# Exercise instructions
Where a line holds the word "true", copy that line from the data below.

# Listed entries
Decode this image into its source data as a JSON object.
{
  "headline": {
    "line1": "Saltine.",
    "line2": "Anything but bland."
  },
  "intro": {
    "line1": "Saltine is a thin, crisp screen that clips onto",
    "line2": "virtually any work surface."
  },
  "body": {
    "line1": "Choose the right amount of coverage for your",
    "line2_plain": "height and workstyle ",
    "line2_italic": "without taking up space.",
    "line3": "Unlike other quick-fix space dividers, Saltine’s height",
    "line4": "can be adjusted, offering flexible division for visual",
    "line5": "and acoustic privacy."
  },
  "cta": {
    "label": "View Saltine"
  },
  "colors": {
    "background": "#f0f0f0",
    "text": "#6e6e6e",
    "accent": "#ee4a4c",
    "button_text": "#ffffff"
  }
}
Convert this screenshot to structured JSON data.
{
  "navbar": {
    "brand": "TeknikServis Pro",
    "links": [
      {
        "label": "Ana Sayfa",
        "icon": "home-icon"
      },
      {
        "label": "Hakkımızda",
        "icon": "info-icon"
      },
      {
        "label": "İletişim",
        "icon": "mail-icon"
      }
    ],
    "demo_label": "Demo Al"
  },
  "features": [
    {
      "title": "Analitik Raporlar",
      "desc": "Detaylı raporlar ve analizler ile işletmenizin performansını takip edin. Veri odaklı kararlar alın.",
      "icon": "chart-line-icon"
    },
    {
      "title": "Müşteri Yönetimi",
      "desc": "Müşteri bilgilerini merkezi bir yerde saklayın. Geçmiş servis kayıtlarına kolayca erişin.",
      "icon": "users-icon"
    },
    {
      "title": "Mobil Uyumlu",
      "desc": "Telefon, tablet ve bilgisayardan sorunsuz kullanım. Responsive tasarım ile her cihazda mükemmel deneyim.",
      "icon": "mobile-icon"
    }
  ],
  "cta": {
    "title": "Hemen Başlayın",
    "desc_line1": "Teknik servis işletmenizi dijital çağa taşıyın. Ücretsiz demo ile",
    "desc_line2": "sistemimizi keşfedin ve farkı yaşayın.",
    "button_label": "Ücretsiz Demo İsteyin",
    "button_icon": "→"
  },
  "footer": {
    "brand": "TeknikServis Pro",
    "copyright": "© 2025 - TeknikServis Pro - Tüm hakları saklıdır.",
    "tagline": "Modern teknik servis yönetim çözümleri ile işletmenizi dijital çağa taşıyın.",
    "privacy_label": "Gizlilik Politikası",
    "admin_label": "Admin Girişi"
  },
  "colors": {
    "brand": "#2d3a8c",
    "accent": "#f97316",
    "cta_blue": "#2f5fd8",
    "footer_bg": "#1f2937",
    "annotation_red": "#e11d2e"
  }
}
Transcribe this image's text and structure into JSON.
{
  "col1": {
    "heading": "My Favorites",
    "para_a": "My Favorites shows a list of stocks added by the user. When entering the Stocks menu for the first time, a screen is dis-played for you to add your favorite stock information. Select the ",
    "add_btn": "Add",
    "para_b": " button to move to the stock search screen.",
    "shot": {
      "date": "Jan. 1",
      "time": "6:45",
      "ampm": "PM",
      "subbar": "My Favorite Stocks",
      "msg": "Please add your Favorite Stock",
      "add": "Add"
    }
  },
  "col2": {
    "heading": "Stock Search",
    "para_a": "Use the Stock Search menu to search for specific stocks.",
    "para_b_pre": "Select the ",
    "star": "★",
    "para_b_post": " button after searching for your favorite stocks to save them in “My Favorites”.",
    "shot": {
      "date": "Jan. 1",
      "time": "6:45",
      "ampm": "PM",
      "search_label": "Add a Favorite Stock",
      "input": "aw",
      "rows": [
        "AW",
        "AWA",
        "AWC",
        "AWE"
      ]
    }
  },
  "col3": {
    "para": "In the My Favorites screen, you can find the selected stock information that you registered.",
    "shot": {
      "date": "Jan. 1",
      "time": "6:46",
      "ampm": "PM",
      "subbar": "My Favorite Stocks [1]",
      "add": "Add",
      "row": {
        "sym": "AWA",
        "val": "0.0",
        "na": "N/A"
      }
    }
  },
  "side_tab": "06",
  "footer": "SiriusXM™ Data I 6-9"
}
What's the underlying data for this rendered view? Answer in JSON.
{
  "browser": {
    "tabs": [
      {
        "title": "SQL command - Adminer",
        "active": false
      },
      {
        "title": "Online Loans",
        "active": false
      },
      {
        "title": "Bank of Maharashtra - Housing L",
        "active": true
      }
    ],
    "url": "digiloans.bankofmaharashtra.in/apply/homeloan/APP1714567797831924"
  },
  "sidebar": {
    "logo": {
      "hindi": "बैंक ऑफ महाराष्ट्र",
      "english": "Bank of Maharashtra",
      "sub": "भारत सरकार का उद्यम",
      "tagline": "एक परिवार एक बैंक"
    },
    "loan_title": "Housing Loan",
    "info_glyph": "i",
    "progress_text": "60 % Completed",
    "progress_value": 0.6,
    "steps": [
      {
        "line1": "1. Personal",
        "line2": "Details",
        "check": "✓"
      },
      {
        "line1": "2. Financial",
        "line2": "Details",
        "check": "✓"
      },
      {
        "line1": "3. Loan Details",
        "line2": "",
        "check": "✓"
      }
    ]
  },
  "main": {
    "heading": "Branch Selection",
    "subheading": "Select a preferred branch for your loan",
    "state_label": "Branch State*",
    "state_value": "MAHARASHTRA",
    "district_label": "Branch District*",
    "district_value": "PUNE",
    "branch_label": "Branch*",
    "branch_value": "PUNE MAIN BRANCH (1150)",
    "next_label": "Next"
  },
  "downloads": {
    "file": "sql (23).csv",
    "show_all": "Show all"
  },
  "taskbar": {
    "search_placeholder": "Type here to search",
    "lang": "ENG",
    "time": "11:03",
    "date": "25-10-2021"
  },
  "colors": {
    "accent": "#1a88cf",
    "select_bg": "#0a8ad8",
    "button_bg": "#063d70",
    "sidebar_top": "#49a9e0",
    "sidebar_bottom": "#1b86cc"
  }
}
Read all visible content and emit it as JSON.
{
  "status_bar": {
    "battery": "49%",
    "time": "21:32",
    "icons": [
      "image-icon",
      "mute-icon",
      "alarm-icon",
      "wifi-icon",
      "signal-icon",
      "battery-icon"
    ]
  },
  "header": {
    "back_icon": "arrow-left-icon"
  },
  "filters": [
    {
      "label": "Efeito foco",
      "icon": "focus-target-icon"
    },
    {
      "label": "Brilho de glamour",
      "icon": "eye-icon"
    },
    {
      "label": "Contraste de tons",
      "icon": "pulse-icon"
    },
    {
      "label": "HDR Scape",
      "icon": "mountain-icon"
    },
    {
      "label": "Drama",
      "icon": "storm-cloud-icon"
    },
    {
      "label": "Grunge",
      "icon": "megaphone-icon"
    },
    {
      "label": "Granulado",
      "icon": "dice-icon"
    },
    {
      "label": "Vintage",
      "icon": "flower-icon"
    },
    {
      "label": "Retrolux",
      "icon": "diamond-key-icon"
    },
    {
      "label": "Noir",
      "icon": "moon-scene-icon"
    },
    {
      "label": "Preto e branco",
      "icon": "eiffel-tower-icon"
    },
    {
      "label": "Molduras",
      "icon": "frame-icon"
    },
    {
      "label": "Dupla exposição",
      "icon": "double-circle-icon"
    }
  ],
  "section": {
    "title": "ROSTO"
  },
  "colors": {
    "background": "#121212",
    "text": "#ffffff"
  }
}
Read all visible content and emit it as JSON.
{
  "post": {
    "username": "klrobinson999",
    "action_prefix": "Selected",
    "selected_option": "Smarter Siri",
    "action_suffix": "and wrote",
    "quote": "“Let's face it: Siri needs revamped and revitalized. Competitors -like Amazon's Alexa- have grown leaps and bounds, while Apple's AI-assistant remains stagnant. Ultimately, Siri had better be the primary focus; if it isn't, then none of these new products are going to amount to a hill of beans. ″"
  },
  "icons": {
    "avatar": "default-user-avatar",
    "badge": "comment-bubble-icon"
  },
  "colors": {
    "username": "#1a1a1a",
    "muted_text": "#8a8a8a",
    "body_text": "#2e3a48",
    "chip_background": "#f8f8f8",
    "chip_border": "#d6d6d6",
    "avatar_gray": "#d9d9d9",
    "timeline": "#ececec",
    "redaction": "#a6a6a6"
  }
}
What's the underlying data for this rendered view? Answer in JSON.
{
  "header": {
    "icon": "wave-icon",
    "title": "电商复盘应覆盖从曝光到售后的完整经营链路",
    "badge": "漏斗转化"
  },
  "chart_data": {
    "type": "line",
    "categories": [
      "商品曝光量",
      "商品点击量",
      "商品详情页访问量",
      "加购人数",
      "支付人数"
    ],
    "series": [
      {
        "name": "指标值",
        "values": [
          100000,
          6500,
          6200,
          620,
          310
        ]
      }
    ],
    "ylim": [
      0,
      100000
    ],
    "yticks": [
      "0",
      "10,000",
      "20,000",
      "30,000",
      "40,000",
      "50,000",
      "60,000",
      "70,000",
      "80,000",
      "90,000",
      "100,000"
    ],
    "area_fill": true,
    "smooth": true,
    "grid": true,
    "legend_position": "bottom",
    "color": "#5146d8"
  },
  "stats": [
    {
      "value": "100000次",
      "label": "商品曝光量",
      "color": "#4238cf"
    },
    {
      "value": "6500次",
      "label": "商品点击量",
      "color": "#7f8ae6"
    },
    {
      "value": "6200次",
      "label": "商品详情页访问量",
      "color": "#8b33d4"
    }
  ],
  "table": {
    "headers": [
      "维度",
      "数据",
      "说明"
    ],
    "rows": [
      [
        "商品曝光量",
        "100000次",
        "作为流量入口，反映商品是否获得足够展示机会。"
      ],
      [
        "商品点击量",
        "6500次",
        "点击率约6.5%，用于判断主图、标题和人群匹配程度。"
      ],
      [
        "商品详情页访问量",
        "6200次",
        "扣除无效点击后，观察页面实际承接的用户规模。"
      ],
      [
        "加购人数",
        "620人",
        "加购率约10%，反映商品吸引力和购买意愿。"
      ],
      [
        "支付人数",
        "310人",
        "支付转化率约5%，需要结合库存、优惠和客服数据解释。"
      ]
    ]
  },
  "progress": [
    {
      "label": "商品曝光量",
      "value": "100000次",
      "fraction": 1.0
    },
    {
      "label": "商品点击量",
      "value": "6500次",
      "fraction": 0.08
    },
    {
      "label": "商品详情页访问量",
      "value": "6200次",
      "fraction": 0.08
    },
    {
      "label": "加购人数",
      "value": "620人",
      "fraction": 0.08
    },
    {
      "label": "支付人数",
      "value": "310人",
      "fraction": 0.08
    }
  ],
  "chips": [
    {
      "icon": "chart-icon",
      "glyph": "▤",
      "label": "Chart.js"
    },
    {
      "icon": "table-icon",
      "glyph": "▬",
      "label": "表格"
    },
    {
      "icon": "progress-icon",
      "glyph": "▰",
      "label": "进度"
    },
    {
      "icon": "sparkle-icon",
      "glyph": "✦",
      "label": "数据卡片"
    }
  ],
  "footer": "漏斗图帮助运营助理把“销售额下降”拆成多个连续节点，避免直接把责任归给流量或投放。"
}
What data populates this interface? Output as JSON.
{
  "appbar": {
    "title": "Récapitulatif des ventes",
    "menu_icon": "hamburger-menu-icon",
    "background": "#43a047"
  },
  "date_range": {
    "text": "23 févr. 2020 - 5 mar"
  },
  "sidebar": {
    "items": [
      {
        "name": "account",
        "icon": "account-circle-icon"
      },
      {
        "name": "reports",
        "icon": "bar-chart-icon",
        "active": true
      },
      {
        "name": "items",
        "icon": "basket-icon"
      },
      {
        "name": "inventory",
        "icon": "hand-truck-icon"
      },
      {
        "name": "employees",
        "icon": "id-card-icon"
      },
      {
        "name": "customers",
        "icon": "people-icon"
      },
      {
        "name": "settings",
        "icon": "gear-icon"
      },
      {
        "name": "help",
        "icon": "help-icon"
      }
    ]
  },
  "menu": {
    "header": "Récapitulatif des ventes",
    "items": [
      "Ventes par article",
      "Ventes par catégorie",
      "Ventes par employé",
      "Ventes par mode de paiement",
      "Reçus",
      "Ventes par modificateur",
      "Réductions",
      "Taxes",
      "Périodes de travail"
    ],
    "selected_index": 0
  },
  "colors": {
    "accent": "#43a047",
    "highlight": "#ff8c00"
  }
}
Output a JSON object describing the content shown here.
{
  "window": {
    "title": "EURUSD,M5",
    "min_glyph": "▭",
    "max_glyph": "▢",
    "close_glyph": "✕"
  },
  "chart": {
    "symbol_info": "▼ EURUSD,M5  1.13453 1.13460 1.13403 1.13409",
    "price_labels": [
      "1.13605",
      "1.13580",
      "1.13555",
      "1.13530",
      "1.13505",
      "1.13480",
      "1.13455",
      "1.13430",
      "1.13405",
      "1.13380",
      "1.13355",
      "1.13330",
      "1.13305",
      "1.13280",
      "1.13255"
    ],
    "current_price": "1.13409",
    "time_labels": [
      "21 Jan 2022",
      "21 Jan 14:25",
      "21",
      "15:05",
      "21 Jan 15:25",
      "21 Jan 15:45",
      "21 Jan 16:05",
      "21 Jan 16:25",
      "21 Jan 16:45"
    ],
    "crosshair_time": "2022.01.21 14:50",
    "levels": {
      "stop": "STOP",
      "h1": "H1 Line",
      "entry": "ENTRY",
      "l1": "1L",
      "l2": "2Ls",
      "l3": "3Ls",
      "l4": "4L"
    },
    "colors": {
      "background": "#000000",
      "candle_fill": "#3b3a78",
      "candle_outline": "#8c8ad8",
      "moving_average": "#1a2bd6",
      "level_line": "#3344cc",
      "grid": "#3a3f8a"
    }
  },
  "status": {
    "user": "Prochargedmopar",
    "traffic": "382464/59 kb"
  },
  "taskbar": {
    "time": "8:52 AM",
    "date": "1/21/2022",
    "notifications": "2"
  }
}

# Response
        "active": true
    "area_fill": true,
    "smooth": true,
    "grid": true,
        "active": true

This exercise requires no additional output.